With that in mind the National Archives of Singapore (NAS) is going to great lengths to preserve Singapore music recorded before the Japanese Occupation.
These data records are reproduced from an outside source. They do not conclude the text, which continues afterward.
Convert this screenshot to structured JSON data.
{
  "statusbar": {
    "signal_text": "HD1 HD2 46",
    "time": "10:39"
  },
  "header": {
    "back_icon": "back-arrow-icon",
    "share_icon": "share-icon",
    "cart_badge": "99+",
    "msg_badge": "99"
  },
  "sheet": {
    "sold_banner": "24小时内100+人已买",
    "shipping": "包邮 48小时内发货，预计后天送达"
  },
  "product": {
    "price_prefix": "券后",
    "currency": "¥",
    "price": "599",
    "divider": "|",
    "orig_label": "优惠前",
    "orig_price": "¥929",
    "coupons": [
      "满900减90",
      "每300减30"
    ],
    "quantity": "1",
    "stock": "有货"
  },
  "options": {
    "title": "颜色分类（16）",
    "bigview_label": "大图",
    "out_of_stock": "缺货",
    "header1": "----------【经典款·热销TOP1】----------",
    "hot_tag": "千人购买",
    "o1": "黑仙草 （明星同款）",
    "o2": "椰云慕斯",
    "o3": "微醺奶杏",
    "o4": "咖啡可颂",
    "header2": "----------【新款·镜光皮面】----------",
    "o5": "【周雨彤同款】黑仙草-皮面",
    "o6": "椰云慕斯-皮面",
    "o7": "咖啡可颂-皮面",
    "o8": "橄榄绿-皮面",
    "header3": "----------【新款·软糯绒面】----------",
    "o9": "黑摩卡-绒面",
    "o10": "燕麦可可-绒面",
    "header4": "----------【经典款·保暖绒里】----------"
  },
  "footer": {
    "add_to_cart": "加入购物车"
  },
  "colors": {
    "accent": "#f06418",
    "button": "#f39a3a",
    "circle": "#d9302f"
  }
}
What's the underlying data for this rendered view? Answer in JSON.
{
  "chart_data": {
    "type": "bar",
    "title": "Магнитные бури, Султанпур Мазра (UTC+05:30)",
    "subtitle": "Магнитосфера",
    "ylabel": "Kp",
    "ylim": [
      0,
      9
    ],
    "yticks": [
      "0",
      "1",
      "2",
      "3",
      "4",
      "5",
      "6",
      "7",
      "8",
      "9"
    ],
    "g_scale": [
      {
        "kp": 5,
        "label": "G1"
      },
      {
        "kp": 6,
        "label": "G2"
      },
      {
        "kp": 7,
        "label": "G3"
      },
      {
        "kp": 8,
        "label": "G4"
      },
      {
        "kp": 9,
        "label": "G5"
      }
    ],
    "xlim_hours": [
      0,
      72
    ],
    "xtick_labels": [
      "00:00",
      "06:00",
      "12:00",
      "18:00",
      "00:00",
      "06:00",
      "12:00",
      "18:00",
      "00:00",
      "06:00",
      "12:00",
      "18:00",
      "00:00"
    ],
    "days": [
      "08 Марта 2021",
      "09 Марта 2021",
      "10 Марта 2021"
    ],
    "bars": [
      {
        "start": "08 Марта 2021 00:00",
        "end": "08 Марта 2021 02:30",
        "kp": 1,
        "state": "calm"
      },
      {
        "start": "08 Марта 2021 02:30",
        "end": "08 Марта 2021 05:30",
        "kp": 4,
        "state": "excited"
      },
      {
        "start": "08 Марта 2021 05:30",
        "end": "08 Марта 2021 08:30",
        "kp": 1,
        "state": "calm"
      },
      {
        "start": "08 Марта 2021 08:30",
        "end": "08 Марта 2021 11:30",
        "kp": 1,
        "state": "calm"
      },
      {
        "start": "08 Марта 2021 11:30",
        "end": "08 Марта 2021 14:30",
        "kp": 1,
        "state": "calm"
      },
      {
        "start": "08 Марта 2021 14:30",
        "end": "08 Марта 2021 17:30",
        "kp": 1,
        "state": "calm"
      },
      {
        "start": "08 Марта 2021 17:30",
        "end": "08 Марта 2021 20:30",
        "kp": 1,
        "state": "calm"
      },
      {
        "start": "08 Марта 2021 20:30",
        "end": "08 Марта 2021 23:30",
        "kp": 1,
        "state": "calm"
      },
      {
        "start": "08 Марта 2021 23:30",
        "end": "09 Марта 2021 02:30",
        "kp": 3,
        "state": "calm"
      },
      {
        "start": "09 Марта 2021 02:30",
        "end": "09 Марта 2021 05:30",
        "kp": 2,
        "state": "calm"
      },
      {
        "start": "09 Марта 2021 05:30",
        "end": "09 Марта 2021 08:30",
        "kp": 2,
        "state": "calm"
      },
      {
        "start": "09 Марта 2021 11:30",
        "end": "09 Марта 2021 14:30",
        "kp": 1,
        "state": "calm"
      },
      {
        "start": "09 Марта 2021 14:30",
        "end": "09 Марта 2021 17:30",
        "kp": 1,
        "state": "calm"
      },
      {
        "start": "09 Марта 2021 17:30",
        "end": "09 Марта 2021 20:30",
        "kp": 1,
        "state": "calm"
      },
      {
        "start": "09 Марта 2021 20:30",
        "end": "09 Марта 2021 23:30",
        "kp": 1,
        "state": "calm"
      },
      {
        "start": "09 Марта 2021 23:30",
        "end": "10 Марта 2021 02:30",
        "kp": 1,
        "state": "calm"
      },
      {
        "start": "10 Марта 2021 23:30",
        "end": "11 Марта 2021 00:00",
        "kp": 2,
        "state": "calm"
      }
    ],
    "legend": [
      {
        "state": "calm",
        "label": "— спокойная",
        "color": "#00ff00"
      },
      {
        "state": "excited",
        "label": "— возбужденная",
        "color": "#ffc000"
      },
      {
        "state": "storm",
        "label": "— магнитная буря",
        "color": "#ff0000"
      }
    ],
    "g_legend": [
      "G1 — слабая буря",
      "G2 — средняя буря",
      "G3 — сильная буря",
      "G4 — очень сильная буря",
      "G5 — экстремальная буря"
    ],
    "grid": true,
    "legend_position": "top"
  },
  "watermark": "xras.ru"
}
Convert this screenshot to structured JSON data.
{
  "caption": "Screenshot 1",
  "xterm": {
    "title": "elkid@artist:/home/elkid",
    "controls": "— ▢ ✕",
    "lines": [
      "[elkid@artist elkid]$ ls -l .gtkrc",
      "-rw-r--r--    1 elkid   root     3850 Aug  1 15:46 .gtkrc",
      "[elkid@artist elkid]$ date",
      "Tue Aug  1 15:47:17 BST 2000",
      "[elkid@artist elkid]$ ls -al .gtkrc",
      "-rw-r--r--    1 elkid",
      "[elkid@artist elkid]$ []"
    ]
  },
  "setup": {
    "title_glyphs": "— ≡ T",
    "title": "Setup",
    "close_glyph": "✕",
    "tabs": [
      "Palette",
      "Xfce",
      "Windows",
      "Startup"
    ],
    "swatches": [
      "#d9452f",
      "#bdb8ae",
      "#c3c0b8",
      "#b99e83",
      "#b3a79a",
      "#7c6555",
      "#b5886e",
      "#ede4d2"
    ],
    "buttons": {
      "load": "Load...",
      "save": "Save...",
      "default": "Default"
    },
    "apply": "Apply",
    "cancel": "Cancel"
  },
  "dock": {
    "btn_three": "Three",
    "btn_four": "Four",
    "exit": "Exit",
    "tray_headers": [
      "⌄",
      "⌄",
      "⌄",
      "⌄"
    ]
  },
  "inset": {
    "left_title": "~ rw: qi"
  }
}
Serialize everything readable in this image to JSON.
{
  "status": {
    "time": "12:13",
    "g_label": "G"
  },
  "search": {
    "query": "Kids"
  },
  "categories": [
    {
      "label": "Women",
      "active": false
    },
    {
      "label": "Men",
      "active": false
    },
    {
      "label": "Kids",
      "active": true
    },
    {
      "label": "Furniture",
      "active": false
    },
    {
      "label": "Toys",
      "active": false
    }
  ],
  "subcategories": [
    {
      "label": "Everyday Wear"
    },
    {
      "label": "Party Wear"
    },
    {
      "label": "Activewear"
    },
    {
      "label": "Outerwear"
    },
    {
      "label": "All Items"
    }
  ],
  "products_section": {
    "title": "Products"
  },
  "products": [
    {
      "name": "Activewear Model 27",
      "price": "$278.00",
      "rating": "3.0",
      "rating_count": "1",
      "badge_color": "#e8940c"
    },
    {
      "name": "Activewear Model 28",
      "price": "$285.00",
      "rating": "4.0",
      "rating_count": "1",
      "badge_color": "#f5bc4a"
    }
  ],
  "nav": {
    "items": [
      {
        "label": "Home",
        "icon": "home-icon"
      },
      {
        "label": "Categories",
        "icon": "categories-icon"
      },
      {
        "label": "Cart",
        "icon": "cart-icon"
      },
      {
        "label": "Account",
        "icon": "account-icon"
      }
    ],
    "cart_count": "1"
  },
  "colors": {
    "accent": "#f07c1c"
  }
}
As part of their Sounds of Yesteryear initiative, the NAS will be digitizing 52 records from 1903 to 1941.

As Channel News Asia reports, these pre-war songs will uploaded directly onto the NAS website over the course of this year in an effort to make these classic tunes more easily accessible to the general public.

In order to do so, these brittle shellac records (the predecessor of vinyl) have to be carefully cleaned and air-dried, before being played on a turntable that is hooked-up to a computer.

'Kembang Katjang' by Miss Louise (1929)

This delicate and time-consuming process is undertaken in order to preserve these fragile copies, and to ensure that the playback retains the original records' ambience.

“We keep the sound authentic without any tweaking, so you will have all these crackling, hissing, fish-frying kind of noise,” explains NAS audio-visual preservation specialist Shanker Thangavellu to CNA.

Highlights include a 1939 Malay love song about friend bananas by Miss Julia and the David Lincoln Keronchong Orchestra, a 1920s Chinese opera performed by Lao Sai Tao Yuan (Singapore’s oldest Teochew opera troupe), and 1941 anti-Nazi protest song called 'Kebuasan Hitler' by famed Malay singer Miss Fadillah.

While some of these old records were produced by well-known local labels such as Chap Singa, Chap Kuching, and Quek Swee Chiang, some may be surprised to learn that others were handled by huge international companies such as Columbia, Gramophone, and His Master’s Voice (later known as HMV).

Interestingly enough, these 52 records are but a small fraction of the NAS' 3,500 shellac and vinyl records dating from the 1980s all the way back to the early-1900s. So hopefully, the rest of the NAS' catalogue will become available online in the coming years as well.